[Component data from apps and pages]
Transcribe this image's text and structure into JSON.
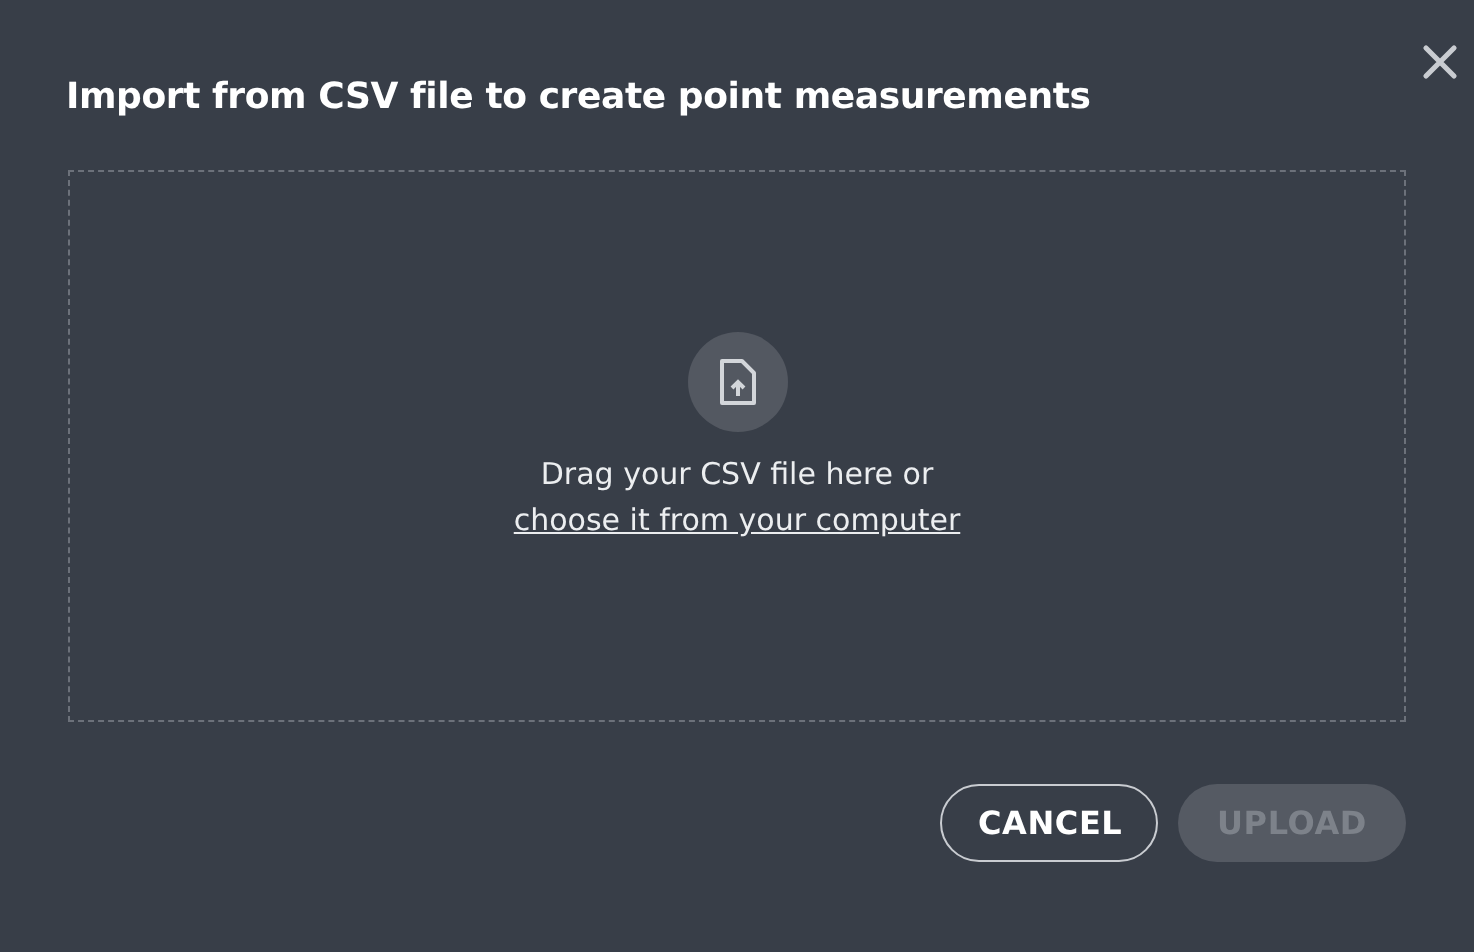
{
  "dialog": {
    "title": "Import from CSV file to create point measurements"
  },
  "dropzone": {
    "prompt": "Drag your CSV file here or",
    "link": "choose it from your computer"
  },
  "buttons": [
    {
      "label": "CANCEL",
      "kind": "outline",
      "disabled": false
    },
    {
      "label": "UPLOAD",
      "kind": "filled",
      "disabled": true
    }
  ]
}
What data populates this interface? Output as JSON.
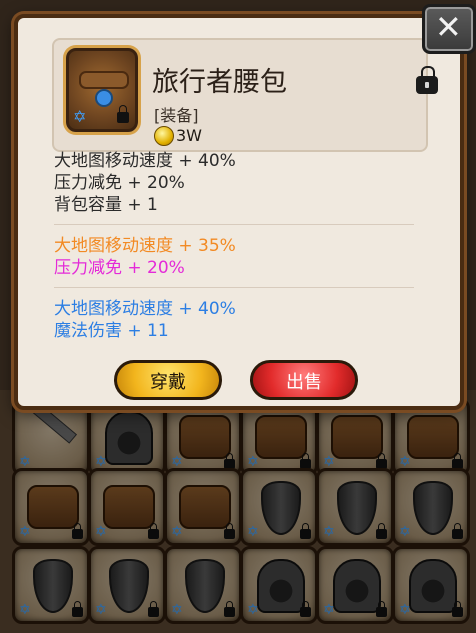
{
  "item": {
    "name": "旅行者腰包",
    "type": "[装备]",
    "price": "3W"
  },
  "stats": {
    "base": [
      "大地图移动速度 + 40%",
      "压力减免 + 20%",
      "背包容量 + 1"
    ],
    "bonus": [
      {
        "text": "大地图移动速度 + 35%",
        "color": "#f28a24"
      },
      {
        "text": "压力减免 + 20%",
        "color": "#e42ad8"
      }
    ],
    "extra": [
      {
        "text": "大地图移动速度 + 40%",
        "color": "#2c7ee3"
      },
      {
        "text": "魔法伤害 + 11",
        "color": "#2c7ee3"
      }
    ]
  },
  "buttons": {
    "equip_label": "穿戴",
    "sell_label": "出售"
  }
}
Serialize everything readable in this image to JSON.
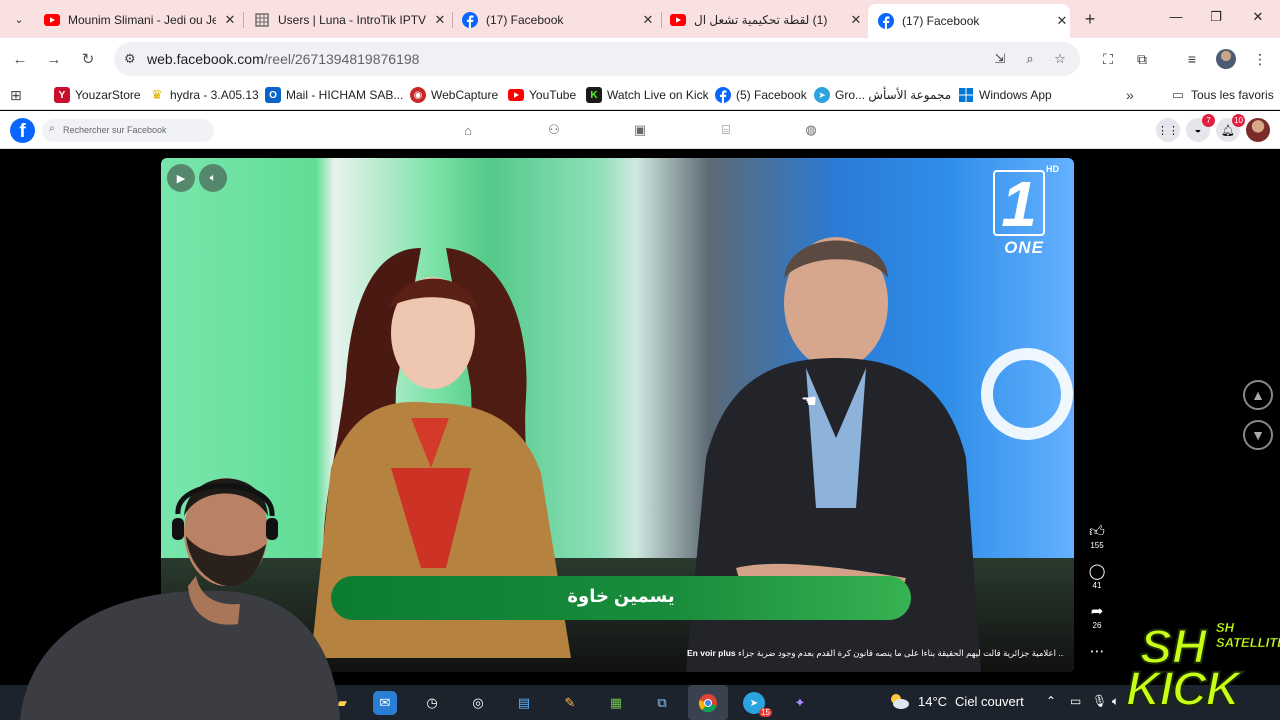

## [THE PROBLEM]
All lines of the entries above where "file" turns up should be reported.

## [SOLUTION TO THE PROBLEM]
    "title": "Import from CSV file to create point measurements"
    "prompt": "Drag your CSV file here or",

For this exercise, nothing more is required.